## TO DO
With the pictures omitted, write out the entries that follow exactly as they stand.

## GIVEN INFORMATION

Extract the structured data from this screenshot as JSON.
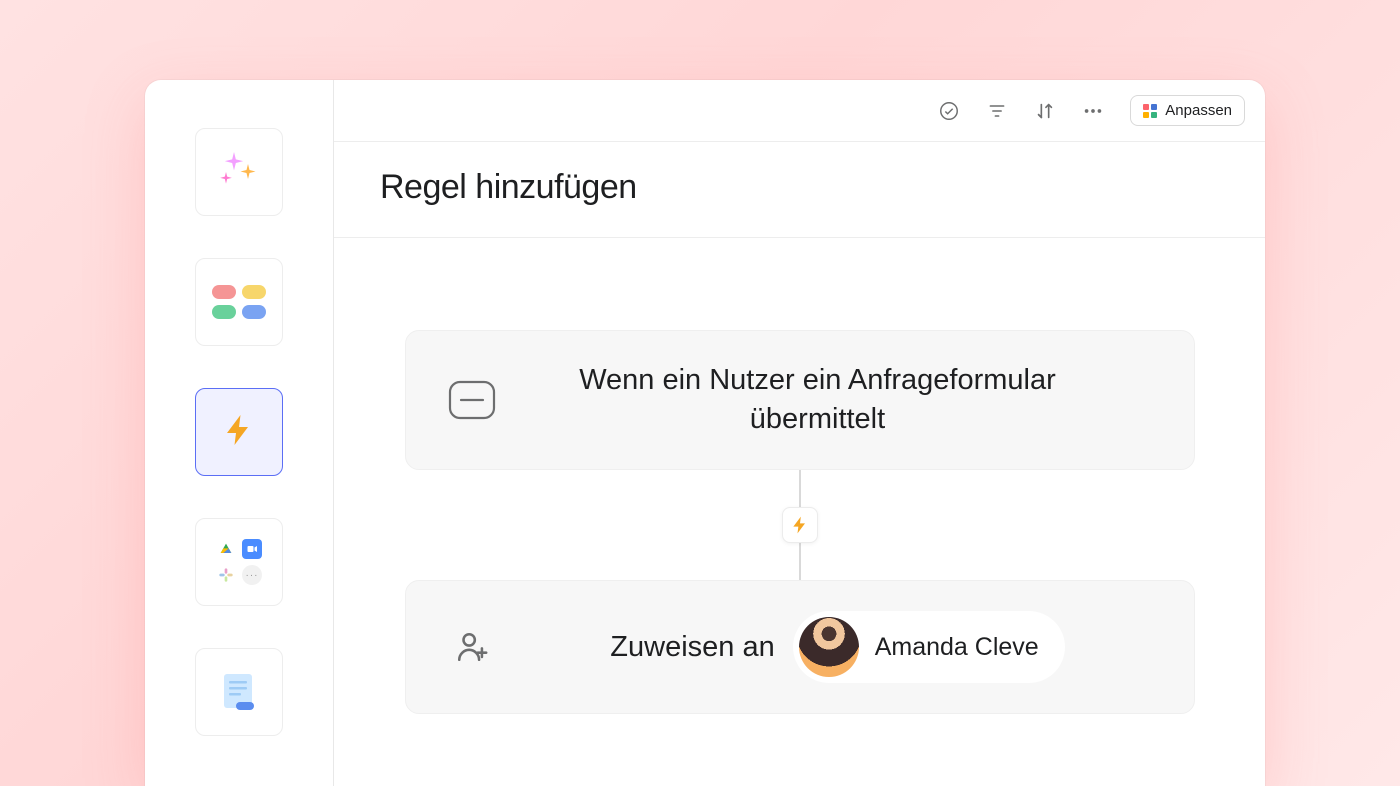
{
  "topbar": {
    "customize_label": "Anpassen"
  },
  "header": {
    "title": "Regel hinzufügen"
  },
  "rule": {
    "trigger_text": "Wenn ein Nutzer ein Anfrageformular übermittelt",
    "action_label": "Zuweisen an",
    "assignee_name": "Amanda Cleve"
  },
  "sidebar": {
    "tiles": [
      {
        "name": "ai-sparkles"
      },
      {
        "name": "fields"
      },
      {
        "name": "rules",
        "active": true
      },
      {
        "name": "integrations"
      },
      {
        "name": "brief"
      }
    ]
  }
}
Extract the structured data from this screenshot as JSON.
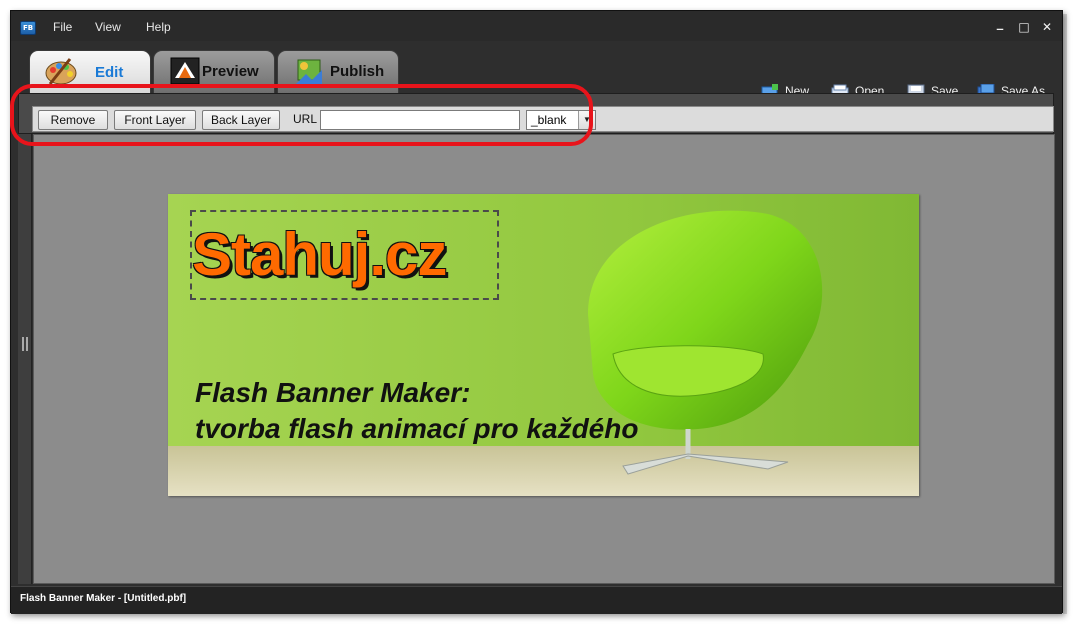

## YOUR RESPONSE
Extract the structured data from this screenshot as JSON.
{
  "topbar": {
    "customize_label": "Anpassen"
  },
  "header": {
    "title": "Regel hinzufügen"
  },
  "rule": {
    "trigger_text": "Wenn ein Nutzer ein Anfrageformular übermittelt",
    "action_label": "Zuweisen an",
    "assignee_name": "Amanda Cleve"
  },
  "sidebar": {
    "tiles": [
      {
        "name": "ai-sparkles"
      },
      {
        "name": "fields"
      },
      {
        "name": "rules",
        "active": true
      },
      {
        "name": "integrations"
      },
      {
        "name": "brief"
      }
    ]
  }
}
Extract the structured data from this screenshot as JSON.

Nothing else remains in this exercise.